Care of Florence McCambridge, TVA Volunteer

I was introduced to killer whales in the same way that many of you were. The whales were performing at an aquarium, and I was mesmerized from the moment I saw them. Years later I spent an afternoon whale watching during a trip to Vancouver and was fortunate enough to see a killer whale up close in the wild, which was a profound experience that I will never forget.

But other than being fascinated from afar, I’ve never really taken the time to learn more about orcas. That’s why I recently decided to read Mark Leiren-Young’s The Killer Whale Who Changed the World, a book I’d heard such good things about it since it was first released last year. And I’m so happy I did because this book taught me a lot. The Killer Whale Who Changed the World tells the story of how we stopped fearing these whales as “killers” and grew to respect them as “orcas”.

It started in 1964 when a young killer whale was captured near B.C. and put on display at the Vancouver Aquarium. Crowds flocked to see the whale, who had been named Moby Doll. Staff had to control the numbers, only letting in around five hundred people at a time. Some visitors were disappointed because the whale seemed smaller in real life.
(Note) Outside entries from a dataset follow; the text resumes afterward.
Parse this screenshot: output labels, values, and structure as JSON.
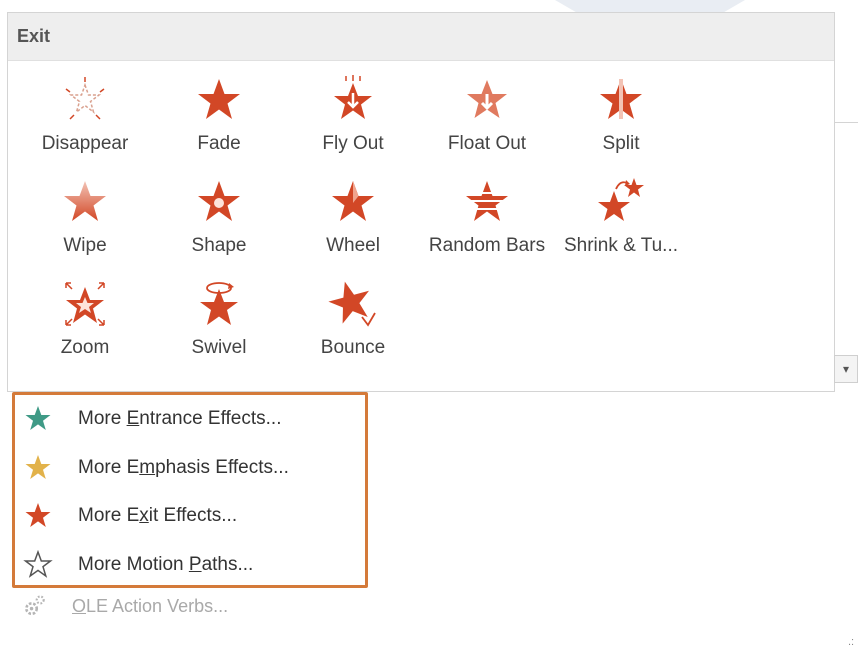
{
  "section_title": "Exit",
  "effects": [
    {
      "label": "Disappear",
      "icon": "disappear-star-icon"
    },
    {
      "label": "Fade",
      "icon": "fade-star-icon"
    },
    {
      "label": "Fly Out",
      "icon": "fly-out-star-icon"
    },
    {
      "label": "Float Out",
      "icon": "float-out-star-icon"
    },
    {
      "label": "Split",
      "icon": "split-star-icon"
    },
    {
      "label": "Wipe",
      "icon": "wipe-star-icon"
    },
    {
      "label": "Shape",
      "icon": "shape-star-icon"
    },
    {
      "label": "Wheel",
      "icon": "wheel-star-icon"
    },
    {
      "label": "Random Bars",
      "icon": "random-bars-star-icon"
    },
    {
      "label": "Shrink & Tu...",
      "icon": "shrink-turn-star-icon"
    },
    {
      "label": "Zoom",
      "icon": "zoom-star-icon"
    },
    {
      "label": "Swivel",
      "icon": "swivel-star-icon"
    },
    {
      "label": "Bounce",
      "icon": "bounce-star-icon"
    }
  ],
  "menu": {
    "entrance": {
      "pre": "More ",
      "key": "E",
      "post": "ntrance Effects..."
    },
    "emphasis": {
      "pre": "More E",
      "key": "m",
      "post": "phasis Effects..."
    },
    "exit": {
      "pre": "More E",
      "key": "x",
      "post": "it Effects..."
    },
    "motion": {
      "pre": "More Motion ",
      "key": "P",
      "post": "aths..."
    },
    "ole": {
      "pre": "",
      "key": "O",
      "post": "LE Action Verbs..."
    }
  },
  "colors": {
    "accent_exit": "#d24726",
    "entrance_star": "#3f9a86",
    "emphasis_star": "#e2b24a",
    "highlight_border": "#d47a3a",
    "disabled_text": "#a9a9a9"
  }
}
Some were bored, since the whale didn’t really do much other than swim:
“The whole scene was like a classic movie about first contact with an alien or a monster. What happens when it arrives? Everyone panics, the villagers break out their guns and torches, and they either kill it or capture it and put the alien on display. Before he escaped and climbed the Empire State Building, King Kong was chained in a Broadway theatre, surrounded my showgirls. Just as the captive Kong appeared harmless, once people saw a killer whale up close—trapped in our world—the ancient fear of the apex predator began to evaporate. The wolf of the sea had become the ocean’s cuddly kitty.The grizzly was now a panda.”

In addition to learning the fascinating story of Moby Doll, The Killer Whale Who Changed the World also taught me about the idea of culture within orca pods. Orcas are famous for their empathy. They care for each other, they share food. Each pod has its own dialect, taught to them by their elders. They hunt together and risk their lives for each other. “Orcas fit every definition for humanity humans have come up with that doesn’t require opposable thumbs.” By the time I was done reading this book, I had gained so much respect not just for orcas, but also for the brave men and women around the world who are still fighting to see an end to killer whale captivity.

The Vancouver Aquarium may have been the place where killer whales were first introduced to the world, but in 1996 it was also the first place to declare it would no longer capture cetaceans in the wild. And five years later, it became one of the first to voluntarily stop displaying orcas. And yet, with another recent death of a captive-born orca, it’s clear that we still have some work to do. But thanks to books like The Killer Whale Who Changed the World, people are paying attention to this issue like never before. And with that, change will happen.

The Killer Whale Who Changed the World by Mark Leiren-Young is published by Greystone Books and is now available in paperback.